Lost Love Cambodia
Phnom Penh — Cambodia, 1975, was the year when Khmer Rouge came into power, beginning nearly 4 years of bloody rule over the Cambodians. During these dark years, the country was subject to the many new “revolutionary” policies of the “Angkar” (the common reference name of Khmer Rouge at that time). Women and children were sent to collective camps to work in farms and plantations for food they cannot eat; men were exhausted at labour camps and intellectuals or suspected persons with any “connections” that went against the revolutionary ideology were tortured and executed. Countless people of that generation were never seen again and families separated.
This is the true story of Nun Amara — the story her life during the genocide of Pol Pot’s regime. Now 68 years old, and Madam Amar does not enjoy the health as one would expect of her age, a legacy from the hardships she faced from 1975 – 1979. This film documented the sadness of her life, especially the loss of her family in the genocide.
Fifteen days after evacuating from Phnom Penh, her father, General Prang, a former high-ranking cadre who was well-respected in the Lon Nol regime, was executed. The Khmer Rouge cadres hung a big rock on his neck and shot him till he fell from the bridge at Kampong Speu province. Her husband, Chak, an officer at a fortress near Kampong Chhnang province, disappeared ever since. Madam Amara was told that a villager in Kampong Chhnang province had seen her husband and 30 other Lon Nol loyalists were escorted away by Khmer Rouge cadres on 20 April, 1975, for execution. It was the very day that Khmer Rouge took control of Phnom Penh.

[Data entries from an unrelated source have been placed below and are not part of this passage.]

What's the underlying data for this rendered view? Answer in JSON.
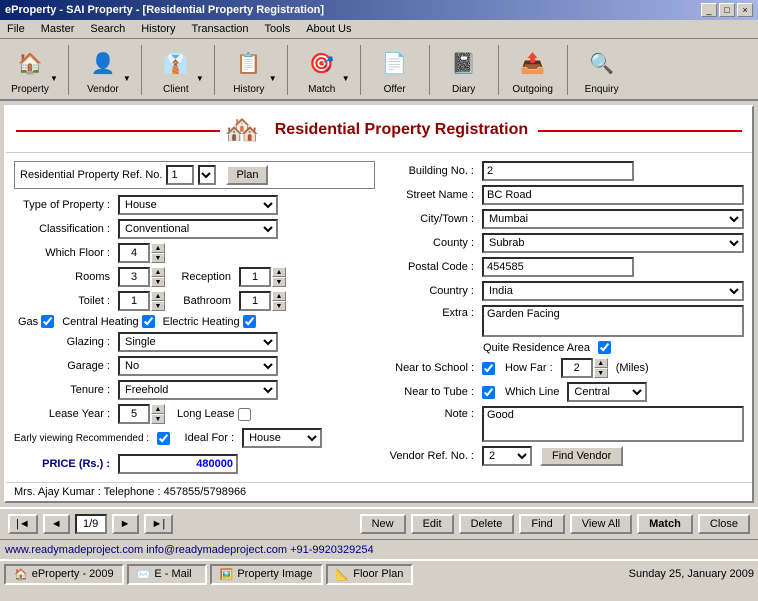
{
  "titleBar": {
    "text": "eProperty - SAI Property - [Residential Property Registration]",
    "buttons": [
      "_",
      "□",
      "×"
    ]
  },
  "menuBar": {
    "items": [
      "File",
      "Master",
      "Search",
      "History",
      "Transaction",
      "Tools",
      "About Us"
    ]
  },
  "toolbar": {
    "items": [
      {
        "label": "Property",
        "icon": "🏠"
      },
      {
        "label": "Vendor",
        "icon": "👤"
      },
      {
        "label": "Client",
        "icon": "👔"
      },
      {
        "label": "History",
        "icon": "📋"
      },
      {
        "label": "Match",
        "icon": "🎯"
      },
      {
        "label": "Offer",
        "icon": "📄"
      },
      {
        "label": "Diary",
        "icon": "📓"
      },
      {
        "label": "Outgoing",
        "icon": "📤"
      },
      {
        "label": "Enquiry",
        "icon": "🔍"
      }
    ]
  },
  "header": {
    "title": "Residential Property Registration"
  },
  "leftPanel": {
    "refLabel": "Residential Property Ref. No.",
    "refValue": "1",
    "planBtn": "Plan",
    "fields": {
      "typeOfProperty": {
        "label": "Type of Property :",
        "value": "House"
      },
      "classification": {
        "label": "Classification :",
        "value": "Conventional"
      },
      "whichFloor": {
        "label": "Which Floor :",
        "value": "4"
      },
      "rooms": {
        "label": "Rooms",
        "value": "3"
      },
      "reception": {
        "label": "Reception",
        "value": "1"
      },
      "toilet": {
        "label": "Toilet :",
        "value": "1"
      },
      "bathroom": {
        "label": "Bathroom",
        "value": "1"
      },
      "gasLabel": "Gas",
      "centralHeatingLabel": "Central Heating",
      "electricHeatingLabel": "Electric Heating",
      "glazing": {
        "label": "Glazing :",
        "value": "Single"
      },
      "garage": {
        "label": "Garage :",
        "value": "No"
      },
      "tenure": {
        "label": "Tenure :",
        "value": "Freehold"
      },
      "leaseYear": {
        "label": "Lease Year :",
        "value": "5"
      },
      "longLease": "Long Lease",
      "earlyViewing": "Early viewing Recommended :",
      "idealFor": {
        "label": "Ideal For :",
        "value": "House"
      }
    },
    "price": {
      "label": "PRICE  (Rs.) :",
      "value": "480000"
    }
  },
  "rightPanel": {
    "buildingNo": {
      "label": "Building No. :",
      "value": "2"
    },
    "streetName": {
      "label": "Street Name :",
      "value": "BC Road"
    },
    "cityTown": {
      "label": "City/Town :",
      "value": "Mumbai"
    },
    "county": {
      "label": "County :",
      "value": "Subrab"
    },
    "postalCode": {
      "label": "Postal Code :",
      "value": "454585"
    },
    "country": {
      "label": "Country :",
      "value": "India"
    },
    "extra": {
      "label": "Extra :",
      "value": "Garden Facing"
    },
    "quiteResidenceArea": "Quite Residence Area",
    "nearToSchool": {
      "label": "Near to School :",
      "howFar": "2",
      "miles": "(Miles)"
    },
    "nearToTube": {
      "label": "Near to Tube :",
      "whichLine": "Central"
    },
    "note": {
      "label": "Note :",
      "value": "Good"
    },
    "vendorRefNo": {
      "label": "Vendor Ref. No. :",
      "value": "2",
      "findBtn": "Find Vendor"
    },
    "vendorInfo": "Mrs. Ajay Kumar : Telephone : 457855/5798966"
  },
  "navBar": {
    "firstBtn": "|◄",
    "prevBtn": "◄",
    "pageValue": "1/9",
    "nextBtn": "►",
    "lastBtn": "►|",
    "newBtn": "New",
    "editBtn": "Edit",
    "deleteBtn": "Delete",
    "findBtn": "Find",
    "viewAllBtn": "View All",
    "matchBtn": "Match",
    "closeBtn": "Close"
  },
  "statusBar": {
    "text": "www.readymadeproject.com  info@readymadeproject.com  +91-9920329254"
  },
  "taskbar": {
    "appLabel": "eProperty - 2009",
    "emailLabel": "E - Mail",
    "propertyImageLabel": "Property Image",
    "floorPlanLabel": "Floor Plan",
    "dateLabel": "Sunday 25, January 2009"
  }
}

In the terrible years that ensued, Madam Amara encountered many tribulations in her attempts to keep her family members alive. Without proper food, her youngest daughter suffered from edema and malnutrition. She tried to save her daughter’s life by exchanging her diamond ring for medicine.
In 1976, her eldest daughter had permission to visit Madam Amara, whom were separated in 1975. Unfortunately, when her daughter arrived at the village, madam Amara had already left to work at another village. Sadly, the next morning, her daughter left for the children’s camp by boat. The boat was over-loaded and capsized, drowning her daughter.
Her two brothers who were students, also died in the genocide. By 1979 and the end of Khmer Rouge’s rule, Madam Amara along with a daughter and son were all that is left of her family.
Through this film, we see the many acts against humanity during Khmer Rouge’s rule over Cambodia and through Madam Amara’s story we will be able to feel the anguish and sorrow that many other Cambodian families suffered during those years of starvation, exhaustion and indiscriminate executions. It is a part of our nation’s history that we do not wish to see repeated ever again.